TS: After this period of attending shows, did you keep taking pictures, or was it something that was unique to that moment?


KS: I graduated from Mira Costa in May of 1983 and went to college. I still went to shows during that summer, but starting September of 1983 I was in college and put everything in storage. I began fraternity life. I was drinking heavily and not studying very much. I left the punk rock scene almost entirely until seeing Pennywise in 2011. I put everything away, literally put it in a storage box, for over 30 years.


TS: How did it feel to return to that experience after so long at the Pennywise show?


KS: I felt like a deer in headlights because of the professionals there. I think I missed a lot of shots because of the camera settings. But it was fun. You shoot 1000 pictures on digital to find 10. Back in high school, I took a picture of Keith Morris with a shoe in his mouth at the Goleta Community Center on January 21, 1983. It’s the best picture of Keith Morris ever taken in my very humble opinion. It’s a lifetime money shot. It was fun to go through and find the one photo that stands out. What I’m trying to do now is use technology to make the photos look like they’re on film. Anything that I put on the web or my Instagram is going to be black-and-white. My photos back then were imperfectly perfect. With today’s work, I’m doing it because it’s fun and it’s kind of cool to get back into shooting. But everyone else is doing the same thing and there are people who are a hell of a lot better at it. With the photos from back then, there’s a romance to them. There’s also a scarcity to them. There were not many people who took photos back then.


“Circle Jerks Photo #2” by Kevin Salk (Fathom Gallery)

TS: It was this distinct moment that came and went, and you were there to capture it.


KS: It’s overwhelming to be recognized for that. It really freaks me out. But as my daughter said, I’ve been able to find my authentic self. It took a lot of pain and suffering. This has allowed me to go back in time, review that time, pick the parts that are important and delete the parts that aren’t. It’s not just the photos. It’s been a spiritual journey and a life journey. I look in the mirror and I like what I see now. July 22, 2019 changed my life. I was sitting in my office and I got a text from Frank at Fathom Gallery saying, “I saw your work on the internet and I’d like to talk to you.” My reaction was, “What time?” I think I met with him that afternoon or the next day and I signed a contract the day after. I had two photos in a punk rock photography exhibit at Fathom Gallery and everything went hypersonic from there. I was going to have my own photography exhibit right before COVID, my own show in a gallery, to then have my book published. That moment changed everything.

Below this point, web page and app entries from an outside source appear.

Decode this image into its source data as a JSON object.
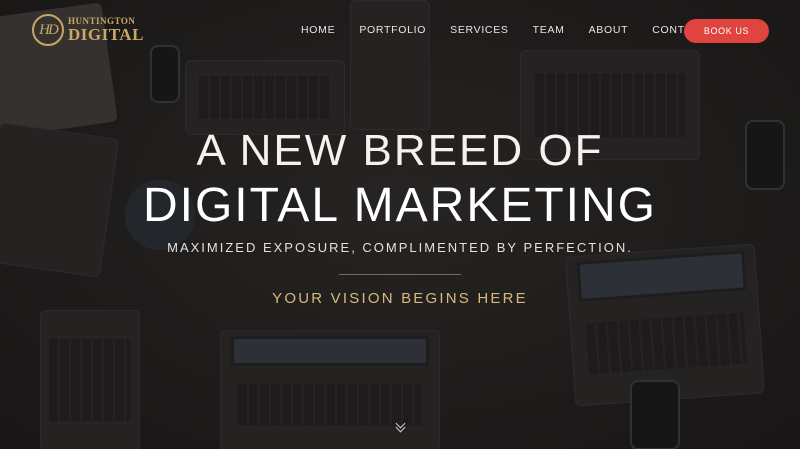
{
  "brand": {
    "logo_monogram": "HD",
    "logo_top": "HUNTINGTON",
    "logo_bottom": "DIGITAL",
    "accent_color": "#c9a866"
  },
  "nav": {
    "items": [
      {
        "label": "HOME"
      },
      {
        "label": "PORTFOLIO"
      },
      {
        "label": "SERVICES"
      },
      {
        "label": "TEAM"
      },
      {
        "label": "ABOUT"
      },
      {
        "label": "CONTACT"
      }
    ],
    "cta_label": "BOOK US",
    "cta_color": "#e0443f"
  },
  "hero": {
    "headline_line1": "A NEW BREED OF",
    "headline_line2": "DIGITAL MARKETING",
    "subtitle": "MAXIMIZED EXPOSURE, COMPLIMENTED BY PERFECTION.",
    "tagline": "YOUR VISION BEGINS HERE",
    "tagline_color": "#d8b97a",
    "scroll_icon": "double-chevron-down-icon"
  }
}
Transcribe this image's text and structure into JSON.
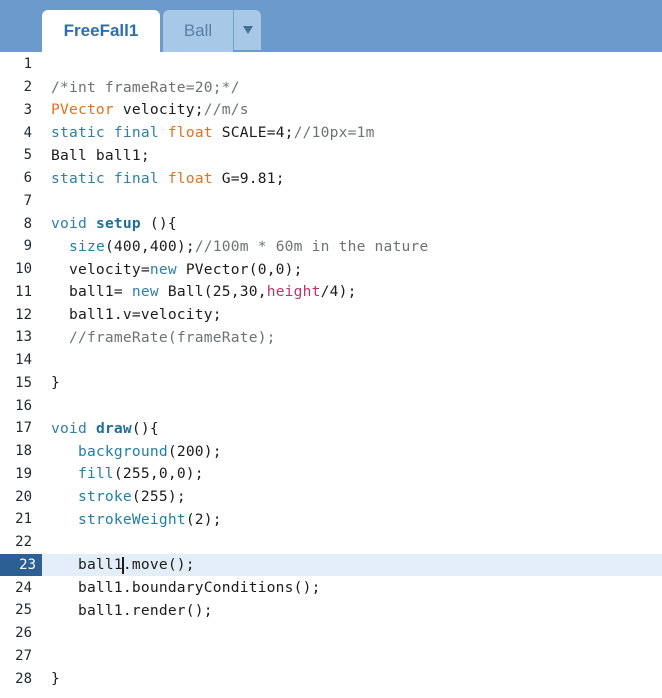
{
  "tabs": {
    "active": "FreeFall1",
    "inactive": "Ball"
  },
  "icons": {
    "dropdown": "triangle-down-icon"
  },
  "editor": {
    "current_line": 23,
    "lines": [
      {
        "n": "1",
        "tokens": []
      },
      {
        "n": "2",
        "tokens": [
          {
            "t": "/*int frameRate=20;*/",
            "c": "comment"
          }
        ]
      },
      {
        "n": "3",
        "tokens": [
          {
            "t": "PVector",
            "c": "type"
          },
          {
            "t": " velocity;",
            "c": "plain"
          },
          {
            "t": "//m/s",
            "c": "comment"
          }
        ]
      },
      {
        "n": "4",
        "tokens": [
          {
            "t": "static",
            "c": "keyword"
          },
          {
            "t": " ",
            "c": "plain"
          },
          {
            "t": "final",
            "c": "keyword"
          },
          {
            "t": " ",
            "c": "plain"
          },
          {
            "t": "float",
            "c": "type"
          },
          {
            "t": " SCALE=4;",
            "c": "plain"
          },
          {
            "t": "//10px=1m",
            "c": "comment"
          }
        ]
      },
      {
        "n": "5",
        "tokens": [
          {
            "t": "Ball ball1;",
            "c": "plain"
          }
        ]
      },
      {
        "n": "6",
        "tokens": [
          {
            "t": "static",
            "c": "keyword"
          },
          {
            "t": " ",
            "c": "plain"
          },
          {
            "t": "final",
            "c": "keyword"
          },
          {
            "t": " ",
            "c": "plain"
          },
          {
            "t": "float",
            "c": "type"
          },
          {
            "t": " G=9.81;",
            "c": "plain"
          }
        ]
      },
      {
        "n": "7",
        "tokens": []
      },
      {
        "n": "8",
        "tokens": [
          {
            "t": "void",
            "c": "keyword"
          },
          {
            "t": " ",
            "c": "plain"
          },
          {
            "t": "setup",
            "c": "bold"
          },
          {
            "t": " (){",
            "c": "plain"
          }
        ]
      },
      {
        "n": "9",
        "tokens": [
          {
            "t": "  ",
            "c": "plain"
          },
          {
            "t": "size",
            "c": "func"
          },
          {
            "t": "(400,400);",
            "c": "plain"
          },
          {
            "t": "//100m * 60m in the nature",
            "c": "comment"
          }
        ]
      },
      {
        "n": "10",
        "tokens": [
          {
            "t": "  velocity=",
            "c": "plain"
          },
          {
            "t": "new",
            "c": "keyword"
          },
          {
            "t": " PVector(0,0);",
            "c": "plain"
          }
        ]
      },
      {
        "n": "11",
        "tokens": [
          {
            "t": "  ball1= ",
            "c": "plain"
          },
          {
            "t": "new",
            "c": "keyword"
          },
          {
            "t": " Ball(25,30,",
            "c": "plain"
          },
          {
            "t": "height",
            "c": "builtin"
          },
          {
            "t": "/4);",
            "c": "plain"
          }
        ]
      },
      {
        "n": "12",
        "tokens": [
          {
            "t": "  ball1.v=velocity;",
            "c": "plain"
          }
        ]
      },
      {
        "n": "13",
        "tokens": [
          {
            "t": "  ",
            "c": "plain"
          },
          {
            "t": "//frameRate(frameRate);",
            "c": "comment"
          }
        ]
      },
      {
        "n": "14",
        "tokens": []
      },
      {
        "n": "15",
        "tokens": [
          {
            "t": "}",
            "c": "plain"
          }
        ]
      },
      {
        "n": "16",
        "tokens": []
      },
      {
        "n": "17",
        "tokens": [
          {
            "t": "void",
            "c": "keyword"
          },
          {
            "t": " ",
            "c": "plain"
          },
          {
            "t": "draw",
            "c": "bold"
          },
          {
            "t": "(){",
            "c": "plain"
          }
        ]
      },
      {
        "n": "18",
        "tokens": [
          {
            "t": "   ",
            "c": "plain"
          },
          {
            "t": "background",
            "c": "func"
          },
          {
            "t": "(200);",
            "c": "plain"
          }
        ]
      },
      {
        "n": "19",
        "tokens": [
          {
            "t": "   ",
            "c": "plain"
          },
          {
            "t": "fill",
            "c": "func"
          },
          {
            "t": "(255,0,0);",
            "c": "plain"
          }
        ]
      },
      {
        "n": "20",
        "tokens": [
          {
            "t": "   ",
            "c": "plain"
          },
          {
            "t": "stroke",
            "c": "func"
          },
          {
            "t": "(255);",
            "c": "plain"
          }
        ]
      },
      {
        "n": "21",
        "tokens": [
          {
            "t": "   ",
            "c": "plain"
          },
          {
            "t": "strokeWeight",
            "c": "func"
          },
          {
            "t": "(2);",
            "c": "plain"
          }
        ]
      },
      {
        "n": "22",
        "tokens": []
      },
      {
        "n": "23",
        "tokens": [
          {
            "t": "   ball1",
            "c": "plain"
          },
          {
            "t": "",
            "c": "caret"
          },
          {
            "t": ".move();",
            "c": "plain"
          }
        ]
      },
      {
        "n": "24",
        "tokens": [
          {
            "t": "   ball1.boundaryConditions();",
            "c": "plain"
          }
        ]
      },
      {
        "n": "25",
        "tokens": [
          {
            "t": "   ball1.render();",
            "c": "plain"
          }
        ]
      },
      {
        "n": "26",
        "tokens": []
      },
      {
        "n": "27",
        "tokens": []
      },
      {
        "n": "28",
        "tokens": [
          {
            "t": "}",
            "c": "plain"
          }
        ]
      }
    ]
  },
  "colors": {
    "tabbar": "#6b9bcb",
    "tab_active_text": "#2d6fad",
    "current_line": "#e3eef9",
    "current_line_number_bg": "#2c5f93",
    "keyword": "#2f7fa6",
    "type": "#e2701f",
    "comment": "#6c7278",
    "builtin": "#c1306a"
  }
}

TS: So You’ve been following that path since then?


KS: I’ve been enjoying the path. There’s still a lot of things that are normal. I’m a cyclist, I have daughters, and my girlfriend’s a PhD in Art History. She published a book and she’s working on her next book. I’m in the finance business and I’d rather spend an evening with artists and hear the story of their art than sit and talk to someone who runs a hedge fund. That’s boring.

TS: I share that sentiment.


KS: The art and the people behind it is what’s interesting. It’s been so great to share that with my girlfriend and kids. I have a lot of suits and ties sitting in my closet that I’m probably not going to wear ever again. Part of it’s because of COVID, but also because they don’t represent who I am anymore.


TS: What music are you listening to these days?


KS: In the morning, I listen to classical music. I really like Vivaldi. But my music ranges from Black Flag to Metallica to Pennywise to Slipknot to Gobsmack to Iron Maiden to Circle Jerks to Misfits. I like music that is fast and loud. I love Slipknot. I also love jazz. Classical and jazz calm my soul. I listen to bands now that I didn’t listen to a lot before, like Social Distortion. I’m still evolving.


View more of Kevin Salk’s punk rock photography on his Instagram.